Association Spokesperson, Cristina Reverter, put in words the feeling of many Spanish people: “citizens should not assume the compensation because the benefits were going to be for a private company”, she said.
During the demonstration the protesters burned €650 worth of fake notes, the estimated cost of the bailout per gas consumer, which were named ‘Florentinos’, referring to Florentino Pérez, the Chairman of Real Madrid football club and the President of the company ACS, the main actor of Escal UGS.
The Castor Project fiasco
The Castor Project consists of a submarine facility that started to be built in 2008 to store 1.3 billion cubic metres of reserve gas for Spain, in a former oilfield located 1.8 km below the seabed under a layer of impermeable rock. It was meant to contain 30% of Spain’s daily gas consumption.
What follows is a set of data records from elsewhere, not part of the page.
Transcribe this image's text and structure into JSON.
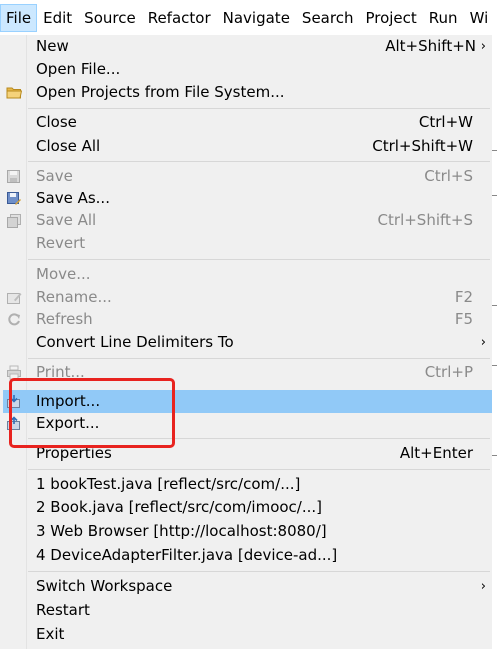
{
  "menubar": {
    "items": [
      {
        "label": "File",
        "active": true
      },
      {
        "label": "Edit"
      },
      {
        "label": "Source"
      },
      {
        "label": "Refactor"
      },
      {
        "label": "Navigate"
      },
      {
        "label": "Search"
      },
      {
        "label": "Project"
      },
      {
        "label": "Run"
      },
      {
        "label": "Wi"
      }
    ]
  },
  "menu": {
    "new": {
      "label": "New",
      "accel": "Alt+Shift+N",
      "arrow": "›"
    },
    "open_file": {
      "label": "Open File..."
    },
    "open_projects": {
      "label": "Open Projects from File System...",
      "icon": "folder-icon"
    },
    "close": {
      "label": "Close",
      "accel": "Ctrl+W"
    },
    "close_all": {
      "label": "Close All",
      "accel": "Ctrl+Shift+W"
    },
    "save": {
      "label": "Save",
      "accel": "Ctrl+S",
      "icon": "save-icon"
    },
    "save_as": {
      "label": "Save As...",
      "icon": "save-as-icon"
    },
    "save_all": {
      "label": "Save All",
      "accel": "Ctrl+Shift+S",
      "icon": "save-all-icon"
    },
    "revert": {
      "label": "Revert"
    },
    "move": {
      "label": "Move..."
    },
    "rename": {
      "label": "Rename...",
      "accel": "F2",
      "icon": "rename-icon"
    },
    "refresh": {
      "label": "Refresh",
      "accel": "F5",
      "icon": "refresh-icon"
    },
    "convert": {
      "label": "Convert Line Delimiters To",
      "arrow": "›"
    },
    "print": {
      "label": "Print...",
      "accel": "Ctrl+P",
      "icon": "print-icon"
    },
    "import": {
      "label": "Import...",
      "icon": "import-icon"
    },
    "export": {
      "label": "Export...",
      "icon": "export-icon"
    },
    "properties": {
      "label": "Properties",
      "accel": "Alt+Enter"
    },
    "recent1": {
      "label": "1 bookTest.java  [reflect/src/com/...]"
    },
    "recent2": {
      "label": "2 Book.java  [reflect/src/com/imooc/...]"
    },
    "recent3": {
      "label": "3 Web Browser  [http://localhost:8080/]"
    },
    "recent4": {
      "label": "4 DeviceAdapterFilter.java  [device-ad...]"
    },
    "switch_workspace": {
      "label": "Switch Workspace",
      "arrow": "›"
    },
    "restart": {
      "label": "Restart"
    },
    "exit": {
      "label": "Exit"
    }
  },
  "colors": {
    "highlight": "#91c9f7",
    "annotation": "#e8231f",
    "disabled_text": "#8a8a8a"
  }
}
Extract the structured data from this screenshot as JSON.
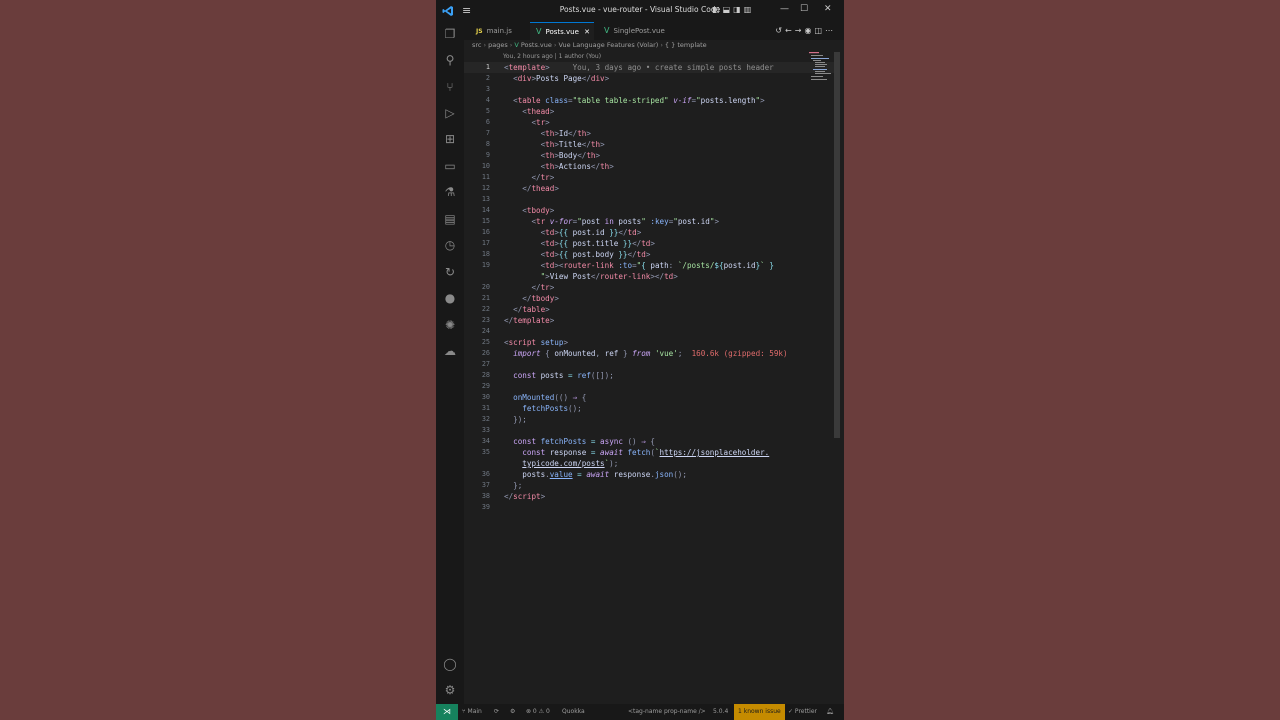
{
  "window": {
    "title": "Posts.vue - vue-router - Visual Studio Code"
  },
  "tabs": [
    {
      "label": "main.js",
      "icon": "js-file-icon"
    },
    {
      "label": "Posts.vue",
      "icon": "vue-file-icon",
      "active": true,
      "close": "✕"
    },
    {
      "label": "SinglePost.vue",
      "icon": "vue-file-icon"
    }
  ],
  "breadcrumb": {
    "items": [
      "src",
      "pages",
      "Posts.vue",
      "Vue Language Features (Volar)",
      "{ } template"
    ]
  },
  "codelens": "You, 2 hours ago | 1 author (You)",
  "blame": "You, 3 days ago • create simple posts header",
  "import_cost": "160.6k (gzipped: 59k)",
  "line_numbers": [
    "1",
    "2",
    "3",
    "4",
    "5",
    "6",
    "7",
    "8",
    "9",
    "10",
    "11",
    "12",
    "13",
    "14",
    "15",
    "16",
    "17",
    "18",
    "19",
    "",
    "20",
    "21",
    "22",
    "23",
    "24",
    "25",
    "26",
    "27",
    "28",
    "29",
    "30",
    "31",
    "32",
    "33",
    "34",
    "35",
    "",
    "36",
    "37",
    "38",
    "39"
  ],
  "status": {
    "branch": "Main",
    "problems": "⊗ 0 ⚠ 0",
    "quokka": "Quokka",
    "tag": "<tag-name prop-name />",
    "version": "5.0.4",
    "issue": "1 known issue",
    "prettier": "✓ Prettier"
  },
  "colors": {
    "accent": "#0078d4",
    "vue": "#41b883",
    "remote": "#16825d",
    "issue": "#c58b00"
  }
}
The offshore gas reservoir was the first to be financed under the new Europe 2020 Project Bond Initiative. Escal UGS turned to the European Investment Bank (EIB) so as to secure funds and the lending institution granted €1,400 million worth of bonds to the company.
This was exactly the credit that Escal UGS had to return to the investors before December 2014 and the amount that the Spanish Government issued to the company, due to a clause in the 2008 agreement between them in which it was established that the state would compensate shareholders if the project had to shut down, even if the reason was negligence or deceit traceable to Escal UGS.
The Spanish Government made a futile attempt to reverse this clause appealing to the Spanish Supreme Court on May 2012, but it was rejected. Therefore, taxpayers have now to foot the bill for the mistakes of the Spanish Government and the European Union.
The legal fight
After considerable controversy and protests, the Catalan Government, which has shown its opposition to the Castor Project since its approval, asked the European Commission to analyse the financing granted by the European Investment Bank (EIB). Moreover, it appealed the compensation granted to Escal UGS, which could exceed €4,700 million according to estimates by the Spanish Organisation of Consumers and Users, to the Spanish Constitutional Court.
Aside from this, the Public Prosecutor’s Office of the Valencian Province of Castelló has filed a complaint against the Spanish Geological Institute, ‘Institut Geològic Miner’; the Spanish Ministries of Industry and Agriculture; and the company Escal UGS, because they all have allegedly “committed crimes against the environment and perversion of justice”. The case will be heard in court in Vinaròs.
Last but not least, the Chairman of the Terrassa-based employer’s association Cecot, Antoni Abad, has announced that it will file a complaint to the European authorities against the contract process and the bailout of the Castor Project. Hence, the list of judicial disputes will grow these next few months while social protests do not seem to slacken. The future of Castor Projects looks grim indeed.